Always wear the appropriate clothing for whatever weather circumstances you may encounter. Be sure that jewelry is not loose and is not apt to jingle or rattle. If possible try and have two watches available one winding and one digital.
PROCEDURE: Do not trespass. If an area is marked “no trespassing” it means no trespassing. If you must have access then contact the proper officials or property owners. If no one can be contacted notified the local authorities of your presence. Cemeteries are places of respect and sanctity treat them as such. Don’t litter or trampled flowers, also, do not smoke. Smoke can linger in the area for a long while and may skew the results of your investigation.
Having fun doesn’t mean being stupid. Having a positive mind-set will help your investigation, but don’t treat the experience as a joke try and limit needless discussion especially if trying Electronic Voice Phenomena and although it sounds like school, “no horseplay.”
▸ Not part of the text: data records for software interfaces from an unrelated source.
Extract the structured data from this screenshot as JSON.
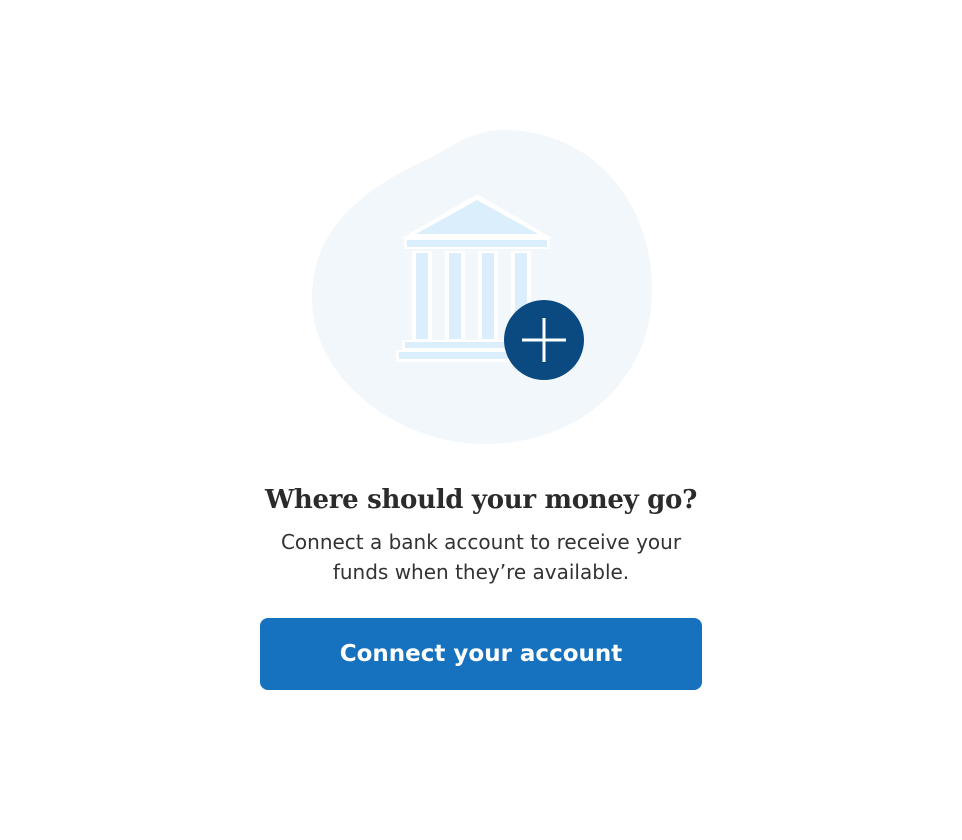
{
  "illustration": {
    "building_icon": "bank-icon",
    "badge_icon": "plus-icon",
    "blob_color": "#f2f7fc",
    "building_color": "#dbeefc",
    "badge_color": "#0b4a80"
  },
  "heading": "Where should your money go?",
  "subheading": "Connect a bank account to receive your funds when they’re available.",
  "cta": {
    "label": "Connect your account",
    "color": "#1672be"
  }
}
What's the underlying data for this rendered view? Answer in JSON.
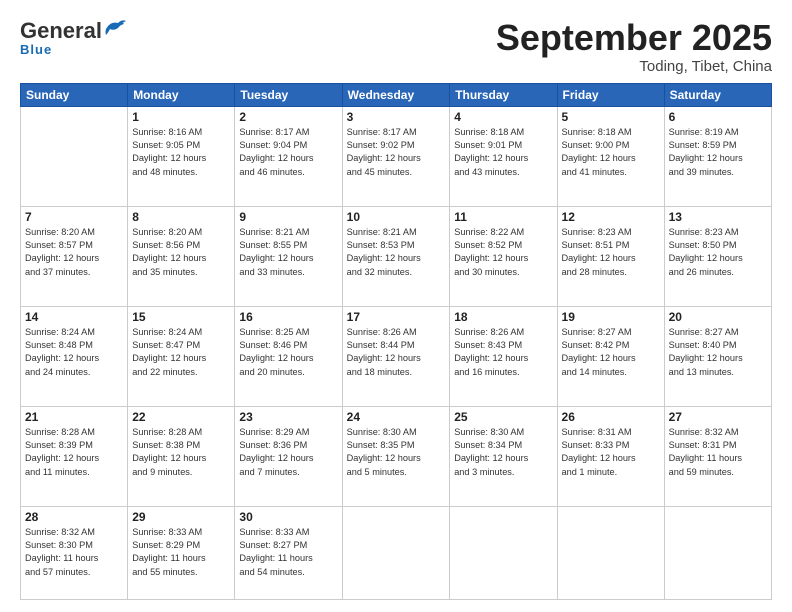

The majority of your investigation should be information gathering and the documentation of the situation at hand. Many people believe that “Ghost hunting” is 99% field work (going to haunted houses, cemeteries and running around with a flashlight) and once they find out that there is paperwork to be done they become uninterested in ghosts and any related phenomena. Any “real” ghost hunter is well versed in the field of research.
Make sure people know where you are going and make sure of the surrounding area’s safety. Always visit the location during the day before the investigation when you have time to note areas that may be hazardous, especially if you intend to research an abandon structure. Get a feel for the local neighborhood, there are some undesirable types that enjoy hanging out in cemeteries and abandon structures. Once again, Get permission to be where you are going to be. Do Not Trespass! If you cannot locate the owner of the site being investigated then contact the local Police and forewarn them of your plans.
Check the weather. www.weather.com Inclement weather such as rain, snow and fog can hinder your chance of accurate reports. Cold weather can also provide inaccurate findings due to breath clouds. If it’s cold enough to see your breath be sure not to snap photographs directly after you exhale, breathe out count to 7 and take a picture. This should allow sufficient time for the breath to settle; remember breath falls, smoke rises. Your best bet is to investigate when it is not cold enough to see your breath.
Limit the amount of people involved. The human brain can accurately and easily record seven pieces of information at one time but an optimal number of investigators in one area would be four, including yourself. You can easily keep track of who is where (and when) with four people acting as compass points, (North-South-East-West). The larger the number of people the better the possibility of an inaccurate interpretation of data from a certain area.
FINDING THE SOURCE WITH INFRARED THERMOMETERS
Optical systems of infrared thermometers gather energy from a circular spot which increases with distance. Make sure that your target is larger than the spot size you are measuring. The smaller the target, the closer you should be to it. The further away the more inaccurate the reading.
LOCATING THE ANOMALY
If a temperature anomaly is found by an investigator, since the field of measurement is of increasing size, a second investigator can be used to more accurately locate the temperature variance. Please remember you are not measuring air temperature you are measuring the heat/coolness of the surface you are near. Again, infrared thermometers are NOT measurng air temperature.